Figure 2: Three-dimensional framework conceptualising the links between water and migration (Image: Nagabhatla et al., 2020).

Which way forward?

It is important to acknowledge the ways in which water migration results in unfair outcomes both for those with means to escape water-scarce areas and those without. In developing countries, wages of workers who move from rural to urban areas due to drier climates may be up to 3.4% lower than that of a typical immigrant – a significant amount for those already on a very low income. For those unable to leave their water-scarce homes, diminished food security and loss of income from agriculture present significant blows to already disadvantaged communities.

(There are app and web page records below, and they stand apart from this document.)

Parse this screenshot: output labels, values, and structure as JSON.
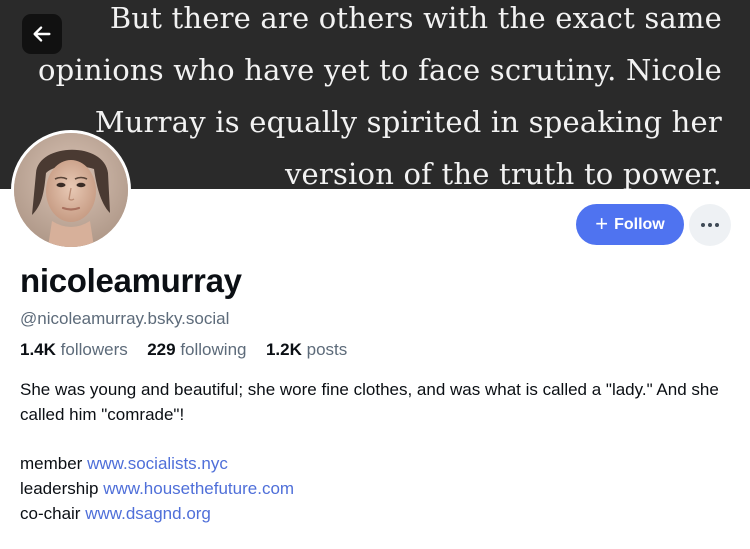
{
  "banner": {
    "lines": [
      "But there are others with the exact same",
      "opinions who have yet to face scrutiny. Nicole",
      "Murray is equally spirited in speaking her",
      "version of the truth to power."
    ]
  },
  "back_icon": "arrow-left-icon",
  "profile": {
    "display_name": "nicoleamurray",
    "handle": "@nicoleamurray.bsky.social"
  },
  "actions": {
    "follow_label": "Follow",
    "follow_icon": "plus-icon",
    "more_icon": "more-horizontal-icon"
  },
  "stats": {
    "followers_count": "1.4K",
    "followers_label": "followers",
    "following_count": "229",
    "following_label": "following",
    "posts_count": "1.2K",
    "posts_label": "posts"
  },
  "bio": {
    "text": "She was young and beautiful; she wore fine clothes, and was what is called a \"lady.\" And she called him \"comrade\"!",
    "links": [
      {
        "prefix": "member",
        "url": "www.socialists.nyc"
      },
      {
        "prefix": "leadership",
        "url": "www.housethefuture.com"
      },
      {
        "prefix": "co-chair",
        "url": "www.dsagnd.org"
      }
    ]
  },
  "colors": {
    "accent": "#4f73f0",
    "link": "#4f6fd9",
    "muted_text": "#5d6b7a",
    "banner_bg": "#2a2a2a"
  }
}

In urban areas water supplies are also under threat from climate change. Doing nothing could prove extremely costly to local and global economies, both increasing involuntary migration and severely impacting on communities without resources to fund migration. It is therefore crucial to invest in infrastructure and policies that enhance resilience within cities as well as rural areas. Water recycling, rainwater harvesting and incentives for efficient water use are tools that can be employed to this end. Evidence shows that while people may initially be resistant to using recycled water, their willingness increases when all available options are weighed up.

Finally, protecting livelihoods at the place of origin needs to be a key strategy for addressing water-induced population movement. In rural areas climate-smart agriculture can help towards reducing the vulnerability of communities and their livelihoods to diminished water resources. In Senegal, for example, high yielding, early maturing and drought resistant varieties of sorghum, millet, cowpeas and groundnuts are being developed as an adjustment to the shorter rain seasons. Traditional varieties required at least 120 days and plenty of rain to harvest, but new varieties require less than 110 days and can withstand two to three week stretches without rain. Instead of giving up farming therefore, farmers can stay on their lands and farm in ways that are adaptable to water scarcity and a variable climate.

Anita Etale is a Research Associate at the Department of Aerospace Engineering at the University of Bristol. Her research focuses on finding sustainable materials for water treatment using sustainable resources as well as the environmental and social implications of water stress on communities. Anita is MMB’s Early Career Representative.

You can find out more about this blog series and read previous posts on the Migration, Mobilities and the Environment webpage.